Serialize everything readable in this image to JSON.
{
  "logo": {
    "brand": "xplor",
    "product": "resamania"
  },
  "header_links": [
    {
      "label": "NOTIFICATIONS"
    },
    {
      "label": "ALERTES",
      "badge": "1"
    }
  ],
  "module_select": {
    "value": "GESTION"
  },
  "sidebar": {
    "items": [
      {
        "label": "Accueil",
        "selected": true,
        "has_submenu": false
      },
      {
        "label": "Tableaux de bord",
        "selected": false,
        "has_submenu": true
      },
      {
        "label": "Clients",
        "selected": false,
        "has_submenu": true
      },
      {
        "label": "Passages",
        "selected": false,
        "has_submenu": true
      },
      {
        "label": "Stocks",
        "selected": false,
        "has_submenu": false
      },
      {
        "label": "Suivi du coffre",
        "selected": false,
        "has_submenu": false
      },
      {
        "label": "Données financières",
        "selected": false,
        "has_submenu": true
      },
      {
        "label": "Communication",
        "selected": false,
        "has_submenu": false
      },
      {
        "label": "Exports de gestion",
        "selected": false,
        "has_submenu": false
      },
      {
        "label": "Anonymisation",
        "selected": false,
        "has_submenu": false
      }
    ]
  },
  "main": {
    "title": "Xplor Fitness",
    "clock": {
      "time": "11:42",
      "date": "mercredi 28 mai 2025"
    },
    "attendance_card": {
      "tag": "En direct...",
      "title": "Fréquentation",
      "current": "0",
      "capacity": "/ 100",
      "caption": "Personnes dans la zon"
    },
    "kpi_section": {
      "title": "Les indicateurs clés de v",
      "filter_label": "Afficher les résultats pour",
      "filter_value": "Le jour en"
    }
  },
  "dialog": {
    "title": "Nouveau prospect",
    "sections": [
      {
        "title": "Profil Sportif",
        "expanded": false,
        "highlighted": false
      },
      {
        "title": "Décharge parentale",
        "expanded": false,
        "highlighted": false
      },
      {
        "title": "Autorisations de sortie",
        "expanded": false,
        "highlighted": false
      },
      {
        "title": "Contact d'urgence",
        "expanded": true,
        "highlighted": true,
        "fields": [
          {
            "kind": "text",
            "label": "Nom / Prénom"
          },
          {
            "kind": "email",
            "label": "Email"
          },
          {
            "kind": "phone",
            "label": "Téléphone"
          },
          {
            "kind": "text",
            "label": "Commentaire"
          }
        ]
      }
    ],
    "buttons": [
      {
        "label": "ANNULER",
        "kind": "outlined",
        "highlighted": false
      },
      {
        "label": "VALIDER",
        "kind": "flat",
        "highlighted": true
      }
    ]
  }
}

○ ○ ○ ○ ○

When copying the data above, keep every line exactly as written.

Answer to the problem.
Serialize everything readable in this image to JSON.
{
  "logo": {
    "brand": "xplor",
    "product": "resamania"
  },
  "header_links": [
    {
      "label": "NOTIFICATIONS"
    },
    {
      "label": "ALERTES",
      "badge": "1"
    }
  ],
  "module_select": {
    "value": "GESTION"
  },
  "sidebar": {
    "items": [
      {
        "label": "Accueil",
        "selected": true,
        "has_submenu": false
      },
      {
        "label": "Tableaux de bord",
        "selected": false,
        "has_submenu": true
      },
      {
        "label": "Clients",
        "selected": false,
        "has_submenu": true
      },
      {
        "label": "Passages",
        "selected": false,
        "has_submenu": true
      },
      {
        "label": "Stocks",
        "selected": false,
        "has_submenu": false
      },
      {
        "label": "Suivi du coffre",
        "selected": false,
        "has_submenu": false
      },
      {
        "label": "Données financières",
        "selected": false,
        "has_submenu": true
      },
      {
        "label": "Communication",
        "selected": false,
        "has_submenu": false
      },
      {
        "label": "Exports de gestion",
        "selected": false,
        "has_submenu": false
      },
      {
        "label": "Anonymisation",
        "selected": false,
        "has_submenu": false
      }
    ]
  },
  "main": {
    "title": "Xplor Fitness",
    "clock": {
      "time": "11:42",
      "date": "mercredi 28 mai 2025"
    },
    "attendance_card": {
      "tag": "En direct...",
      "title": "Fréquentation",
      "current": "0",
      "capacity": "/ 100",
      "caption": "Personnes dans la zon"
    },
    "kpi_section": {
      "title": "Les indicateurs clés de v",
      "filter_label": "Afficher les résultats pour",
      "filter_value": "Le jour en"
    }
  },
  "dialog": {
    "title": "Nouveau prospect",
    "sections": [
      {
        "title": "Profil Sportif",
        "expanded": false,
        "highlighted": false
      },
      {
        "title": "Décharge parentale",
        "expanded": false,
        "highlighted": false
      },
      {
        "title": "Autorisations de sortie",
        "expanded": false,
        "highlighted": false
      },
      {
        "title": "Contact d'urgence",
        "expanded": true,
        "highlighted": true,
        "fields": [
          {
            "kind": "text",
            "label": "Nom / Prénom"
          },
          {
            "kind": "email",
            "label": "Email"
          },
          {
            "kind": "phone",
            "label": "Téléphone"
          },
          {
            "kind": "text",
            "label": "Commentaire"
          }
        ]
      }
    ],
    "buttons": [
      {
        "label": "ANNULER",
        "kind": "outlined",
        "highlighted": false
      },
      {
        "label": "VALIDER",
        "kind": "flat",
        "highlighted": true
      }
    ]
  }
}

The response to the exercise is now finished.